The Forum was opened by Baroness Neville-Rolfe, minister for IP in the UK government, who used her keynote speech to launch the UK IPO’s IP Finance Toolkit. She said the toolkit will help businesses seeking finance and banks who need to recognise the value of IP: “It will assist businesses which are rich in intangibles, but lack traditional assets, to make a stronger case when they need to access the finance they need to grow.” It sounds like a good initiative and we’re interested what those working in business think – let us know once you’ve had a chance to read it.
After her talk, I sat down with Baroness Neville-Rolfe for a short interview, which we will publish shortly.
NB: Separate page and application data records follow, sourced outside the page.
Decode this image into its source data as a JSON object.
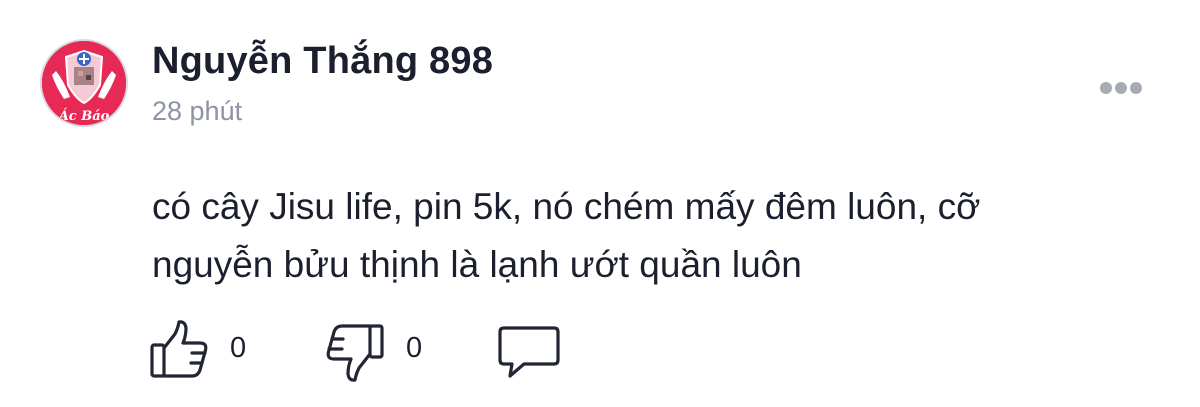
{
  "comment": {
    "author": "Nguyễn Thắng 898",
    "avatar_text": "Ác Báo",
    "timestamp": "28 phút",
    "text_lines": [
      "có cây Jisu life, pin 5k, nó chém mấy đêm luôn, cỡ",
      "nguyễn bửu thịnh là lạnh ướt quần luôn"
    ],
    "likes": "0",
    "dislikes": "0"
  },
  "icons": {
    "like": "thumbs-up-icon",
    "dislike": "thumbs-down-icon",
    "reply": "speech-bubble-icon",
    "more": "more-dots-icon"
  },
  "colors": {
    "text": "#1c1f2e",
    "muted": "#8e93a6",
    "avatar_bg": "#e62a55",
    "icon_stroke": "#222533"
  }
}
Notably, she told me that she will be visiting the EPO in Munich for the first time next week, to “have a look round” and meet managers including the EPO President Benoit Battistelli. As many readers will know, this visit comes after the EPO has faced strikes and criticism regarding the independence of the Boards of Appeal. Neville-Rolfe did not deny there were difficulties at the EPO, and said she hoped to “help find a way forward” based on “the right culture and objectives, and modern governance”. It sounds like a positive approach, so let’s see what happens next week.
An excellent panel on FRAND and SEP developments yesterday morning was unfortunately interrupted by a fire alarm and evacuation. I’m pleased to report that despite the room being packed, everyone managed to leave in an orderly way and the alarm turned out to be false. After we’d all retaken our seats, speaker Nick Cunningham of Wragge picked up where he had left off, merely noting in passing: “I told you FRAND was a hot topic!”
Maria Engstrand of Valea and Keith Gilman of Lerner David Littenberg Krumholz & Mentlik gave us an update on post-grant and inter-partes review developments in the US, as well as a comparison with opposition proceedings at the EPO. I know this is a topic that will be discussed further at our US Forum next week, but it seems that in Europe at least there remain lots of questions about issues such as the real party-in-interest, estoppel, whether patent drafting should be changed and, in general, how to navigate the new procedures. Or, as moderator Andrew Hammond asked Gilman: “Why should I pay the USPTO $20,000 to the job it should have done properly in the first place?”
The final session of the day was possibly the most entertaining, focusing on the Unified Patent Court. As the speakers said, now that we are getting more of an idea about the likely costs in terms of both renewal fees and court fees (see our article earlier this week - subscription or free trial required), patent owners will soon need to make decisions about whether or not to use the system. When it comes to making such decisions, commentators often draw a distinction between “crown jewel” patents and others, but we have often wondered what to call the “others”. David Rosenberg of GSK suggested “costume jewellery” patents. Do readers have any better suggestions?